Karen Mabry has been especially helpful for finding volunteers and keeping Portal going through our lower-funding times. She also studies rodents, with most of her work with Peromyscus¬†at the Quail Ridge Reserve in California. So she was excited to see that diversity at the site is returning quickly–we’re back up to 10 different species!–and that we caught several incredibly cute cactus mice (Peromyscus eremicus). We also continue to catch the harvest mice (Reithrodontomys megalotis and montanus),¬†which was fun for visiting grad student Katie Smith, who studies the endangered salt marsh harvest mouse in California.

Katie Smith holds a small harvest mouse. Photo by J. Smith.

With so many experienced rodent-trappers, we were able to get through all the captures pretty quickly and leave extra time in the afternoon for Jane Smith to take some measurements for her project. Also an NMSU grad student, she has been investigating the effects of small mammals on soil organic carbon, using the experimental manipulations at our site.

I’ve never captured so many birds before, but 11 of our 110 traps this month has birds in them rather than rodents! Pictured above is a white-crowned sparrow (photo by J. Smith). These were most common, along with black-throated sparrows and a canyon towhee.

Katie Smith, Kristin DaVannon, Sarah Supp, and Karen Mabry (left to right) process the rodents from the exclosure plots. Photo by J. Smith.

(Above) Kristen, an undergraduate student at NMSU, learns that handling rodents is fun! Photo by J. Smith.

The winter plant census is fast approaching, and many flowers were already beginning to bloom in February! I’m optimistic that it will be another beautiful spring. Keep posted for the plant update!

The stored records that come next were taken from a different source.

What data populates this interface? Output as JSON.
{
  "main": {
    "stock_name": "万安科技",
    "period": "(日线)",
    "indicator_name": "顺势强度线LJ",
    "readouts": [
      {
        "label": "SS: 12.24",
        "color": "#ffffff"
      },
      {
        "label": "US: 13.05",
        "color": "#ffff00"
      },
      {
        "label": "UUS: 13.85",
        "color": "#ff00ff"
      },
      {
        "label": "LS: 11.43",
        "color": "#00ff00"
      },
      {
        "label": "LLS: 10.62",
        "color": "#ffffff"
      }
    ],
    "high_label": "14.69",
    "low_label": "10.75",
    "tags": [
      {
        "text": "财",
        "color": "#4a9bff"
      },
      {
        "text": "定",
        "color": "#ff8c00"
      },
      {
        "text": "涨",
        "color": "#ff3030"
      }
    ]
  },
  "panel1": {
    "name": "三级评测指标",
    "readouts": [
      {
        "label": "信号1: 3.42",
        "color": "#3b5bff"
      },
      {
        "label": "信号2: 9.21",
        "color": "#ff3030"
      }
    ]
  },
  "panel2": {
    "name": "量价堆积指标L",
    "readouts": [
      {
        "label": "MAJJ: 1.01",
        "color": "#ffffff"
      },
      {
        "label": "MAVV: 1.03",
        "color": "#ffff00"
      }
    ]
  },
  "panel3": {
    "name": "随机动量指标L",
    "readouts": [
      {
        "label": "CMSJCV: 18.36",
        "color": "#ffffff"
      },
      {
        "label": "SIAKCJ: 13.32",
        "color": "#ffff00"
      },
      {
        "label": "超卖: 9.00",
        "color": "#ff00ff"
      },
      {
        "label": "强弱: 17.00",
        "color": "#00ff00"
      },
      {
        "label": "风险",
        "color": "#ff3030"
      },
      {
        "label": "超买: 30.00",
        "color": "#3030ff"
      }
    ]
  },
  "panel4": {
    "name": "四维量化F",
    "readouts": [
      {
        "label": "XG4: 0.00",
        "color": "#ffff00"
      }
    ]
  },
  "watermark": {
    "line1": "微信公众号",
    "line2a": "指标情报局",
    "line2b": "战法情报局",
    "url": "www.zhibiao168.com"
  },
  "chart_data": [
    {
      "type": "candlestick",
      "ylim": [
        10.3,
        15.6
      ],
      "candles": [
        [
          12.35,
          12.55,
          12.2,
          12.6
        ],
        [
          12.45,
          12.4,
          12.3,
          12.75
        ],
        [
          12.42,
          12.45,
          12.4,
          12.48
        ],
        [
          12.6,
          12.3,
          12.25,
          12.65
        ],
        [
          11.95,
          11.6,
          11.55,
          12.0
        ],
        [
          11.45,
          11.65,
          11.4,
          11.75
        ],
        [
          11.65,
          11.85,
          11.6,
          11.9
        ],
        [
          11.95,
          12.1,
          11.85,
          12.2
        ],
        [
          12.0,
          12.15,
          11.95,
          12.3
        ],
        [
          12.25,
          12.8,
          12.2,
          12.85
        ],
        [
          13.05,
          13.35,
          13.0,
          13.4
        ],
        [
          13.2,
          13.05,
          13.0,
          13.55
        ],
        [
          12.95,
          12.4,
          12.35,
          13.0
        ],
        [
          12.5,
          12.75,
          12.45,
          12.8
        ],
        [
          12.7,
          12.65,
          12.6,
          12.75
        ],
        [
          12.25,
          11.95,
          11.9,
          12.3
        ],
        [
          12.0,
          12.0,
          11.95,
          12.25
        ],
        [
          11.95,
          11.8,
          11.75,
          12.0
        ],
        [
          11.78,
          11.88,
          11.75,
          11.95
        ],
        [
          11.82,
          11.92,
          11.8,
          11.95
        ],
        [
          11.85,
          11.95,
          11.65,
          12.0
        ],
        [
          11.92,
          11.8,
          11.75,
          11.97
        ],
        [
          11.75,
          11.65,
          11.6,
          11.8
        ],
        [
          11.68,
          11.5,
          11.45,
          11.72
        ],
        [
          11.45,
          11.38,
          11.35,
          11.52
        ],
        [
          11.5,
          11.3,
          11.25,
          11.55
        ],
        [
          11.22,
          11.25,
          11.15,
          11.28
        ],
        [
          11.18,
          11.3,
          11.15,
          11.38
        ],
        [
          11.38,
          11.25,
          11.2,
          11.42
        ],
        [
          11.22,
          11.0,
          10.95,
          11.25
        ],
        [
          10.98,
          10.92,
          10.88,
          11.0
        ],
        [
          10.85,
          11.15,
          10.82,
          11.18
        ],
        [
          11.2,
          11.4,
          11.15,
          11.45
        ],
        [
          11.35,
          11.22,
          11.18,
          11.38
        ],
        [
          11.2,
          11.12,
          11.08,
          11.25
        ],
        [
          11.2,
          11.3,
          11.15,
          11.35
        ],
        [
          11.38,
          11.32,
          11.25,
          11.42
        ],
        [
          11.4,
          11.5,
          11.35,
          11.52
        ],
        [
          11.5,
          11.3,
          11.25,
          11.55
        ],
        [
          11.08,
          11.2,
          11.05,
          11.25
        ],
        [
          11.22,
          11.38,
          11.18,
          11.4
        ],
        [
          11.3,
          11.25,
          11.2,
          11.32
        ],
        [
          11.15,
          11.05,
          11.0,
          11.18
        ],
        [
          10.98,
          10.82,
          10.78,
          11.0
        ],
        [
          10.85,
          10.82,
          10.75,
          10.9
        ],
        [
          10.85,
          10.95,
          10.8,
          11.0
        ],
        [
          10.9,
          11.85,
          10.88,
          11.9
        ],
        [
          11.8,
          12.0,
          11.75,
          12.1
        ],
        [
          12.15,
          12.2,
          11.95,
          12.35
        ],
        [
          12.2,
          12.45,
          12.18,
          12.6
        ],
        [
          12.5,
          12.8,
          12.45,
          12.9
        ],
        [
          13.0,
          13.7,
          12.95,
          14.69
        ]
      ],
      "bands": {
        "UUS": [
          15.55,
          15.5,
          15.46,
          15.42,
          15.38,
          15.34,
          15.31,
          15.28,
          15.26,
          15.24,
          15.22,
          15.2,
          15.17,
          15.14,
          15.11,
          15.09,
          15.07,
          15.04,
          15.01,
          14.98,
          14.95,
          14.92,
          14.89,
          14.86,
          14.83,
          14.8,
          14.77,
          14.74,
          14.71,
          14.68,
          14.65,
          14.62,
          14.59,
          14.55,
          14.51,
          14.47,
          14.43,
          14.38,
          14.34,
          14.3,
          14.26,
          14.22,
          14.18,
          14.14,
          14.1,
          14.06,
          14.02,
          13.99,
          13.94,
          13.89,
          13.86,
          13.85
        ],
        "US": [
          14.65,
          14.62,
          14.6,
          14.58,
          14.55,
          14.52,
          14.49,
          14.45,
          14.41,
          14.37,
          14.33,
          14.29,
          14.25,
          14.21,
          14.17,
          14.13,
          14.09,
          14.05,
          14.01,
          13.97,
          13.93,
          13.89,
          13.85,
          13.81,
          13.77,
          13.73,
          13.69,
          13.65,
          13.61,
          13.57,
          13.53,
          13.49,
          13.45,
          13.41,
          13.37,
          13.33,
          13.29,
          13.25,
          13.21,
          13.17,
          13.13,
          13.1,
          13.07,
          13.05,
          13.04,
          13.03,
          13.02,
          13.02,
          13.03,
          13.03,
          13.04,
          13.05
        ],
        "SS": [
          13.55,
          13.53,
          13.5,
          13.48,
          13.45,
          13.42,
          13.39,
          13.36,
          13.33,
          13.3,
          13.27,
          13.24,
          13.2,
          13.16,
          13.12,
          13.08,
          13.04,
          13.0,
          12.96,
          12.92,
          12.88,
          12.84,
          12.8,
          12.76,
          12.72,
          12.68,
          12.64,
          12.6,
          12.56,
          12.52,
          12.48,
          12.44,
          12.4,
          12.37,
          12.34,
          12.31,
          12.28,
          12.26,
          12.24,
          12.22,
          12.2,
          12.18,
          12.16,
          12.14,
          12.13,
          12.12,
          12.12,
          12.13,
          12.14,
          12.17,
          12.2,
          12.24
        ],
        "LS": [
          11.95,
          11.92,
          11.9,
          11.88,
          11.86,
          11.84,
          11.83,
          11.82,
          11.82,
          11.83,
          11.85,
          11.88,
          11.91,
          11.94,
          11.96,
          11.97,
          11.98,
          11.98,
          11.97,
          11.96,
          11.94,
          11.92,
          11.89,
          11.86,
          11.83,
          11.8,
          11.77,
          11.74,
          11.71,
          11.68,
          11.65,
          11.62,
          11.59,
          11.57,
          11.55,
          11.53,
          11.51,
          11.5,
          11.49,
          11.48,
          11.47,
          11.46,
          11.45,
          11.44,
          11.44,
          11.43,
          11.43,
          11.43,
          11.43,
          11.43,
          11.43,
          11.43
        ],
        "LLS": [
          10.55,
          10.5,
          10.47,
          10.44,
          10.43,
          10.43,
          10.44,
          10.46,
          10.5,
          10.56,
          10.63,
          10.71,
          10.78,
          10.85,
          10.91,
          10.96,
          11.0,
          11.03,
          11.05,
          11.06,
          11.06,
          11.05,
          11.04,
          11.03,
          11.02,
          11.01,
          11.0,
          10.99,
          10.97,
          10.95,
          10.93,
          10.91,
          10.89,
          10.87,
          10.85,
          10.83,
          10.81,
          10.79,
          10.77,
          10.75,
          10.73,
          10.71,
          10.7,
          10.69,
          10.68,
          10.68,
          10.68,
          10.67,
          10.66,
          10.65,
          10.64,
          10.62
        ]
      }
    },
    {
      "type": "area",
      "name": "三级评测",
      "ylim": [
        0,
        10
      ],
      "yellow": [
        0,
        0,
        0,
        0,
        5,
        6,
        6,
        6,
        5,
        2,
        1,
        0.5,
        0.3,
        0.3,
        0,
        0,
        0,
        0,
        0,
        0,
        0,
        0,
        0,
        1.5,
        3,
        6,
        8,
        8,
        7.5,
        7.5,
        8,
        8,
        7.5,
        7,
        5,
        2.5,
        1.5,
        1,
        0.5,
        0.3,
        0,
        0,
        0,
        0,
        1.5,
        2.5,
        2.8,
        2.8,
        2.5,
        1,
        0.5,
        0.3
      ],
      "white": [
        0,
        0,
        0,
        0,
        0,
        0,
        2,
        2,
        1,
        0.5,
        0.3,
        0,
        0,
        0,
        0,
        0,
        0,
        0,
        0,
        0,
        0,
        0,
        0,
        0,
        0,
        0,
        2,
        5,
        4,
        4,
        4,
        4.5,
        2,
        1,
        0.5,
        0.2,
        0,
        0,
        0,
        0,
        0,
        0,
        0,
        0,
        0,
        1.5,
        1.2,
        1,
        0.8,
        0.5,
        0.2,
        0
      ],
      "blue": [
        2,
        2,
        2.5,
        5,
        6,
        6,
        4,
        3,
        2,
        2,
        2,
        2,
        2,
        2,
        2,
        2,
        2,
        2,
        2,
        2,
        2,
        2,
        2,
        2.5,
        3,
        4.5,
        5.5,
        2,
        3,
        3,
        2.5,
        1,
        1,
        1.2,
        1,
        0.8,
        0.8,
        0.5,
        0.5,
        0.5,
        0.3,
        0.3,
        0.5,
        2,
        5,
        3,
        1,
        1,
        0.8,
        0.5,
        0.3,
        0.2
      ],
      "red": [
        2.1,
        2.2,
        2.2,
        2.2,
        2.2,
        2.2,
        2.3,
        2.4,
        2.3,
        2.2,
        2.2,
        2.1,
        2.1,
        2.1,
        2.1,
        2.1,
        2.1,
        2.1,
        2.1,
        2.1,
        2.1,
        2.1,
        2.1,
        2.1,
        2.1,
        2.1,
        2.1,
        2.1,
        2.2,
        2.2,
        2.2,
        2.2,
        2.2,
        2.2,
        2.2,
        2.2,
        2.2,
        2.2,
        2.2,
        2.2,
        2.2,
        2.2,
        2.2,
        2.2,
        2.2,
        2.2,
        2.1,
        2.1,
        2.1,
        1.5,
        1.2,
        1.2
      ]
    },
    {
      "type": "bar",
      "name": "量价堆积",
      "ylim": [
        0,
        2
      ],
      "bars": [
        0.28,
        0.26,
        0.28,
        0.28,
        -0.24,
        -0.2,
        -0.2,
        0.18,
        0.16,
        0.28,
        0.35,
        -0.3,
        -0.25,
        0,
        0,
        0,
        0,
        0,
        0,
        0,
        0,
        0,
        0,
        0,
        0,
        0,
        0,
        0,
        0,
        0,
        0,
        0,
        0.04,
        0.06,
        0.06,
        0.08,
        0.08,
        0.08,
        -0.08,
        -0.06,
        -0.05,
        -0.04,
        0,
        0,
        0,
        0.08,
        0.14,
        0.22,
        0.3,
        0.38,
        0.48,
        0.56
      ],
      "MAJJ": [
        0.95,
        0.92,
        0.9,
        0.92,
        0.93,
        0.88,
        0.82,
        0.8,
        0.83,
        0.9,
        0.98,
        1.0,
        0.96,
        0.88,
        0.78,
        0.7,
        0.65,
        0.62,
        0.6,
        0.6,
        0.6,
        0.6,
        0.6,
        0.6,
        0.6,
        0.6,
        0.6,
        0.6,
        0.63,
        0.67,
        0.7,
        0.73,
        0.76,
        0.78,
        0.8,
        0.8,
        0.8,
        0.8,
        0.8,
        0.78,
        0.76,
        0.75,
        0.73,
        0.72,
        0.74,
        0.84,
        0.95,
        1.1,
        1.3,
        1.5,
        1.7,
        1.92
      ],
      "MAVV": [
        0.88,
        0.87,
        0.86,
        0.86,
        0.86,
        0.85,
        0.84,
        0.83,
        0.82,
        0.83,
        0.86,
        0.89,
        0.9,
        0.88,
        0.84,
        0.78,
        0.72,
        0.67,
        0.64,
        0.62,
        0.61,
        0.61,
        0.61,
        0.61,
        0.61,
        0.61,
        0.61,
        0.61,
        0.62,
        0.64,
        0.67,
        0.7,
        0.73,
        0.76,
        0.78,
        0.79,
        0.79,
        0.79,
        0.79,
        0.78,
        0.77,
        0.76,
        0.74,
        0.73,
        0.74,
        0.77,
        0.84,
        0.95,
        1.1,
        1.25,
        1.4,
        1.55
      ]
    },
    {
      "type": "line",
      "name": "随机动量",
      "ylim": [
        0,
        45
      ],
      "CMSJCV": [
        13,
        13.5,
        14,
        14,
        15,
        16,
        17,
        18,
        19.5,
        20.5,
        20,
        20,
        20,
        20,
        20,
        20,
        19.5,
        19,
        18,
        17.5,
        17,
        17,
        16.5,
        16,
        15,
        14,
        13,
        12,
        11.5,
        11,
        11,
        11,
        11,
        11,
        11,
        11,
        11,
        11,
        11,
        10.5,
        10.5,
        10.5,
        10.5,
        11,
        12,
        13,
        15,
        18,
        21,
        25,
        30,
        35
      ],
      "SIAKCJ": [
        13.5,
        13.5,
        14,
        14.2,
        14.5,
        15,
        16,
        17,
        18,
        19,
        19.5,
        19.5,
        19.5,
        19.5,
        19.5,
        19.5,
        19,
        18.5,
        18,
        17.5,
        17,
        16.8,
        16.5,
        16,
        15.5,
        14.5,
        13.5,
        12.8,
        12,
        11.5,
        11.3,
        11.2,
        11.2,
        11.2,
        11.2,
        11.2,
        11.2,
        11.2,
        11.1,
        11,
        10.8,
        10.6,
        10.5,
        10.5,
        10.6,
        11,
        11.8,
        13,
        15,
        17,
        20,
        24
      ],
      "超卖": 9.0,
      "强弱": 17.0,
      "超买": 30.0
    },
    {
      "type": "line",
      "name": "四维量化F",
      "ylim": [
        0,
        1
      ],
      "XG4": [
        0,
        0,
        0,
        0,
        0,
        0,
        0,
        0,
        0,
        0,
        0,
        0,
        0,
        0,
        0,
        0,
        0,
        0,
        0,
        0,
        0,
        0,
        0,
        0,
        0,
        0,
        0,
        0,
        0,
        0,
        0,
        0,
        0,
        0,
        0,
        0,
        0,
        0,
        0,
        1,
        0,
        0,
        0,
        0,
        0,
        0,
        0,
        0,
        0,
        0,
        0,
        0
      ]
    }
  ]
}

escholtzia mexciana

Poppies are already in bloom! Photo by J. Smith.

Lupinus coccinus.